Problem to solve: Please look for the string "condition" below and report every line in which it occurs.

Items from an interface collection:

==*==

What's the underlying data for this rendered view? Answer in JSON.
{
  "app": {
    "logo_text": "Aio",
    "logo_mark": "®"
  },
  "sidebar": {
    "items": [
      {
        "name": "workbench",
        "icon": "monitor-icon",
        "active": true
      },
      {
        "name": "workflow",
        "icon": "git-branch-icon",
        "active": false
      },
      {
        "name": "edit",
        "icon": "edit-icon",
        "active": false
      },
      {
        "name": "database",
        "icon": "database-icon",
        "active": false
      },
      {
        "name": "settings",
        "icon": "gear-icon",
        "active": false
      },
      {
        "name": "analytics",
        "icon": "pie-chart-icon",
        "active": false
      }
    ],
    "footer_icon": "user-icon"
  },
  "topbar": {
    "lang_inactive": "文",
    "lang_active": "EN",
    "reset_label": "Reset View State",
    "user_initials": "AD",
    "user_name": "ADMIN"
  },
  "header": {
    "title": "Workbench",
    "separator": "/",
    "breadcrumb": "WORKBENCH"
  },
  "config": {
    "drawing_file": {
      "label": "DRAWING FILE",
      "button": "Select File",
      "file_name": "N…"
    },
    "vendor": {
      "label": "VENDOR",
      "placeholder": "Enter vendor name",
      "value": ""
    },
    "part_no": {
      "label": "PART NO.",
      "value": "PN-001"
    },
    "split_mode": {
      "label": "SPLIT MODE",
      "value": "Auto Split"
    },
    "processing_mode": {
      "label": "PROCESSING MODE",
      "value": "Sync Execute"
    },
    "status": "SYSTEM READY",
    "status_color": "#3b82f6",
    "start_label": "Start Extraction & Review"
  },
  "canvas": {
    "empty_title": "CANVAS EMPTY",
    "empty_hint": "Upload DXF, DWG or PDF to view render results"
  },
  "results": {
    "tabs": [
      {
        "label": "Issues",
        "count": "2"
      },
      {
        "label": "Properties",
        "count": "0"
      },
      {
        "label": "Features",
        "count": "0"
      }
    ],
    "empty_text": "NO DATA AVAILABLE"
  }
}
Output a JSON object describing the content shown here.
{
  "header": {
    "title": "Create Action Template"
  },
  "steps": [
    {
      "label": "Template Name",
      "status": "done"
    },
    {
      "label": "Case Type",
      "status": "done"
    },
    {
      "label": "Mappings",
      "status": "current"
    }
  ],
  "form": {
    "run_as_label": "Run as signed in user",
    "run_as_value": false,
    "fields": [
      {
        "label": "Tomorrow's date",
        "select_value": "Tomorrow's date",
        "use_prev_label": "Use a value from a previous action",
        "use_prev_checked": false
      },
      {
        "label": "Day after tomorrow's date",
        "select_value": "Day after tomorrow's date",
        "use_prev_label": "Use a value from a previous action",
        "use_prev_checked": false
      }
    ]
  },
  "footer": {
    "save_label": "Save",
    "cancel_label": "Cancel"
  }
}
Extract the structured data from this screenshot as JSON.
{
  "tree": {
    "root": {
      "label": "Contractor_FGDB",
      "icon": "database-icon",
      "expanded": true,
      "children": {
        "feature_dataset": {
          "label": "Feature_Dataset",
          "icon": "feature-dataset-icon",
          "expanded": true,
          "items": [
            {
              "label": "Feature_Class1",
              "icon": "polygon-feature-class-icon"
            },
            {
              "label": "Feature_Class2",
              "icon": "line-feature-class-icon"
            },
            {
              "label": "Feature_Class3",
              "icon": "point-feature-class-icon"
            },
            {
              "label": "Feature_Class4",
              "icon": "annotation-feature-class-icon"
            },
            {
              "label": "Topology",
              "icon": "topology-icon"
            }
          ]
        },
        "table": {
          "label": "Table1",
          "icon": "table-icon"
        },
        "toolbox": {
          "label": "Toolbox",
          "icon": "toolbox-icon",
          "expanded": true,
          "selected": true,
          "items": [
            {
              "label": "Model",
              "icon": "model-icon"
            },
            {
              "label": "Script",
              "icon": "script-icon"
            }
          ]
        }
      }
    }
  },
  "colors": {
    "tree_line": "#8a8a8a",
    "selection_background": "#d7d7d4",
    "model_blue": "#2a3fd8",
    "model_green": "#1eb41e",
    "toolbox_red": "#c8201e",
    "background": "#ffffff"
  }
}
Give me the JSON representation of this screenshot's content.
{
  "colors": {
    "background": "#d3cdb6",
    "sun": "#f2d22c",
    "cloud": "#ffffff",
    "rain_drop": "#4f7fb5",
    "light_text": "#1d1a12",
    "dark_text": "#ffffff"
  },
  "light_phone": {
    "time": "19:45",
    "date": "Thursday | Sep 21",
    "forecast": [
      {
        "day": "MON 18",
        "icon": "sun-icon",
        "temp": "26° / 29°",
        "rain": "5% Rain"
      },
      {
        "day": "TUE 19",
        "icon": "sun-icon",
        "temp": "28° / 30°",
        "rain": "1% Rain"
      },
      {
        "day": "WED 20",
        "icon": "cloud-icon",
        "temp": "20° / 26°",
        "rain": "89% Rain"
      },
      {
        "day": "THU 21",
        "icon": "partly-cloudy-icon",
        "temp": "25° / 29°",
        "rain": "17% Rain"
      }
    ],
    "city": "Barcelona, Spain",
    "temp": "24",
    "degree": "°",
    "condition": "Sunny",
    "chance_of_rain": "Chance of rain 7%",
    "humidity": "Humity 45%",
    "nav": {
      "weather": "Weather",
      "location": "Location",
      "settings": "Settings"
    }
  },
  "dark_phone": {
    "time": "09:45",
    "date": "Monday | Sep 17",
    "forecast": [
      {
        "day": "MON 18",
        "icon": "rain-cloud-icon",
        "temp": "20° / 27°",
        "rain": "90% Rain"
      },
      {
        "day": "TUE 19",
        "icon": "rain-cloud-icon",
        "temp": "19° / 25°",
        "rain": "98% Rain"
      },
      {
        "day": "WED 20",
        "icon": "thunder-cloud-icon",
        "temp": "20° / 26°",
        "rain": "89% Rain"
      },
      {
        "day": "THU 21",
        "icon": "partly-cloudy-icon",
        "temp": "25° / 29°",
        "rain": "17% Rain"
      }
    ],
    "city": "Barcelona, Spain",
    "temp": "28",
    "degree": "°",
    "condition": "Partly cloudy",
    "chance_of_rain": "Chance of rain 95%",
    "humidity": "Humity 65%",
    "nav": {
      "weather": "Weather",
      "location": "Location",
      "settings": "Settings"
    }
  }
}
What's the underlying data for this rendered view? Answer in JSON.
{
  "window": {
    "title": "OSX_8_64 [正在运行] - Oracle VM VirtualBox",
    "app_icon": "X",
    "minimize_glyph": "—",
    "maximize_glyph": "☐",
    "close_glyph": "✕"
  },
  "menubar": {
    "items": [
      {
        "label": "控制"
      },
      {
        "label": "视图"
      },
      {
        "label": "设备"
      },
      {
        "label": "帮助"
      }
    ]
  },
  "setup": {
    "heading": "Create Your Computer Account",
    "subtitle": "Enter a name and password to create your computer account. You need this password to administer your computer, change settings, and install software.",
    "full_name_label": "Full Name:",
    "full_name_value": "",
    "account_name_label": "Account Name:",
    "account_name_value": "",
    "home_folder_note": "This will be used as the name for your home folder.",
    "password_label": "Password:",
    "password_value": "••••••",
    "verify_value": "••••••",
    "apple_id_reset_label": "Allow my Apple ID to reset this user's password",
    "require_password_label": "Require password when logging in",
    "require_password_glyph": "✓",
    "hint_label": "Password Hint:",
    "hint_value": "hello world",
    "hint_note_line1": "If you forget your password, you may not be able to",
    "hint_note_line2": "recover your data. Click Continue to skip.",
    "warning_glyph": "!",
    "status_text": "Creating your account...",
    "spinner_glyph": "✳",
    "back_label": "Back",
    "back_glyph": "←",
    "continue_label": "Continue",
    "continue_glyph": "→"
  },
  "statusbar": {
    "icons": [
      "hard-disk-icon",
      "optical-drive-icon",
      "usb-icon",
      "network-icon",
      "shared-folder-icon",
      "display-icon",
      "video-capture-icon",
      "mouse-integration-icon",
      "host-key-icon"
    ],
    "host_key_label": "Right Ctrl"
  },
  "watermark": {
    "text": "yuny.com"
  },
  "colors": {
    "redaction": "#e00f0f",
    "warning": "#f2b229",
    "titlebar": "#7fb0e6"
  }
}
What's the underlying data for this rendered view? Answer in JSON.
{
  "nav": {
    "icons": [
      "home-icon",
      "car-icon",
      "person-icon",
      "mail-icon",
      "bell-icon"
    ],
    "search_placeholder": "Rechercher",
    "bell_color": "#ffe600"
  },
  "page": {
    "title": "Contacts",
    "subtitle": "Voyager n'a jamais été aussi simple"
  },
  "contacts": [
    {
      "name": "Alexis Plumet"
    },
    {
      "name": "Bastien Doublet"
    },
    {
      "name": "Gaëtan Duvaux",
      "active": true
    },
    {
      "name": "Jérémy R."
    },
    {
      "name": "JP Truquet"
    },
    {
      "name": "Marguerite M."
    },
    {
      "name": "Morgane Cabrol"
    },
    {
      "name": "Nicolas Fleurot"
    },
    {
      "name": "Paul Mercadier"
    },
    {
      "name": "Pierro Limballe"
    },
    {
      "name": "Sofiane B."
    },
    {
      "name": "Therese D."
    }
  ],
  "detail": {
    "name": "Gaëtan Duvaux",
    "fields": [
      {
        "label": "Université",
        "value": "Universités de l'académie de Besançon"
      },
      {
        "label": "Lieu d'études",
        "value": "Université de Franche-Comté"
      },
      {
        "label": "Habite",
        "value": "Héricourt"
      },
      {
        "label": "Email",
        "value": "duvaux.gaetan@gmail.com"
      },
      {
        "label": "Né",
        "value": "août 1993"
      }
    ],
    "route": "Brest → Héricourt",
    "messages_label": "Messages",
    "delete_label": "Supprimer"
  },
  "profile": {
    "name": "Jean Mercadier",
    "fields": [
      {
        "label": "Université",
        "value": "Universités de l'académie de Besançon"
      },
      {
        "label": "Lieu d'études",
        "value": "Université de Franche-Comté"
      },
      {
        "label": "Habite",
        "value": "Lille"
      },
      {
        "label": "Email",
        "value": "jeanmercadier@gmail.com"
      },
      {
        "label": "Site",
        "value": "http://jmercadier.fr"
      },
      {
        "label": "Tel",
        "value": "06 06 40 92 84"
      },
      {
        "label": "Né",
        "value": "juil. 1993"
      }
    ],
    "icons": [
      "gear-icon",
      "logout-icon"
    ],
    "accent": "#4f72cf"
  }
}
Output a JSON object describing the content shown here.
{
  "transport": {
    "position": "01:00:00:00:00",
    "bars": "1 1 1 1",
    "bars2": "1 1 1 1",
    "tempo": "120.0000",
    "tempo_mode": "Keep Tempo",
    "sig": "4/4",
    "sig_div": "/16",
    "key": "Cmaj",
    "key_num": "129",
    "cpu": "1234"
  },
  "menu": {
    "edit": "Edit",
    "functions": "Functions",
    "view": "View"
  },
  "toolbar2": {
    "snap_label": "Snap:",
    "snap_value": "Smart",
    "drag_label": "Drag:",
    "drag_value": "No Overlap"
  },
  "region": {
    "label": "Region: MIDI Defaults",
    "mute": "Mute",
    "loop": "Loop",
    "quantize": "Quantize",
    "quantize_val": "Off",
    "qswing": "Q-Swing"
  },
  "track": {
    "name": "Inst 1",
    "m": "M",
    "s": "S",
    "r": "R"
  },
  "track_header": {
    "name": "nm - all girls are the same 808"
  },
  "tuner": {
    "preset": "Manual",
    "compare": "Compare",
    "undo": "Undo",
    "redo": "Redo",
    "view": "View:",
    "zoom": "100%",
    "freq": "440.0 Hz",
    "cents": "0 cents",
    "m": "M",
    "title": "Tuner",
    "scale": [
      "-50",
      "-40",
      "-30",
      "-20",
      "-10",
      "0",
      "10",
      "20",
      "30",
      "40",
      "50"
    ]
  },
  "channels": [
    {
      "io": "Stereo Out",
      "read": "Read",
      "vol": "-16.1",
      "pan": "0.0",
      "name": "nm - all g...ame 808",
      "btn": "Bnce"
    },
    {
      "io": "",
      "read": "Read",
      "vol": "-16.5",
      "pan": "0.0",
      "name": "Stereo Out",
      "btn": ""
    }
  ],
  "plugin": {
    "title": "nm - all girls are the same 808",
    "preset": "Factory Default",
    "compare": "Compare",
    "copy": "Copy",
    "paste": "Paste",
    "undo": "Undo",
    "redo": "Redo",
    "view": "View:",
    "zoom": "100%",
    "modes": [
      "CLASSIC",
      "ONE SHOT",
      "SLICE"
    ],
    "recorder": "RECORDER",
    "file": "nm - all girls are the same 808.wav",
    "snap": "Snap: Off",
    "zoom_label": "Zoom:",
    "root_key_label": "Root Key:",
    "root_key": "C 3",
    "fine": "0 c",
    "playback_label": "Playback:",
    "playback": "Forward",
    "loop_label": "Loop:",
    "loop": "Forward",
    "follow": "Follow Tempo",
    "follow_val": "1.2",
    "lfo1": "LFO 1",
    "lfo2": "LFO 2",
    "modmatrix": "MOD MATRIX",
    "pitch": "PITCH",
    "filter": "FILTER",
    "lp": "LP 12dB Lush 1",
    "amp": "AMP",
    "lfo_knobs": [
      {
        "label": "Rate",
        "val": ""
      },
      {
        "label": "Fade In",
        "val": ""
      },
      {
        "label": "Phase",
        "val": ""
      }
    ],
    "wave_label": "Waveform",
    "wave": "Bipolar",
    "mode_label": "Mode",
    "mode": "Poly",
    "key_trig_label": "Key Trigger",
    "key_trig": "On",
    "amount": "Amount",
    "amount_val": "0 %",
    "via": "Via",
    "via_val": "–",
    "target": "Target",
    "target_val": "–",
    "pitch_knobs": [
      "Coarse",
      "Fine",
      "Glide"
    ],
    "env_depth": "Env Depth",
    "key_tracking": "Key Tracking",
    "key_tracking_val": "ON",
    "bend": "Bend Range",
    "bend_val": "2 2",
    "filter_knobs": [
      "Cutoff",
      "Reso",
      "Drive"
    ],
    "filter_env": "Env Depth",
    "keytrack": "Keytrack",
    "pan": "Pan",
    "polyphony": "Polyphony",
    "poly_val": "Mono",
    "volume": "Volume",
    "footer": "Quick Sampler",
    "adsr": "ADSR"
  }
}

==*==

Task solution:
    "condition": "Sunny",
    "condition": "Partly cloudy",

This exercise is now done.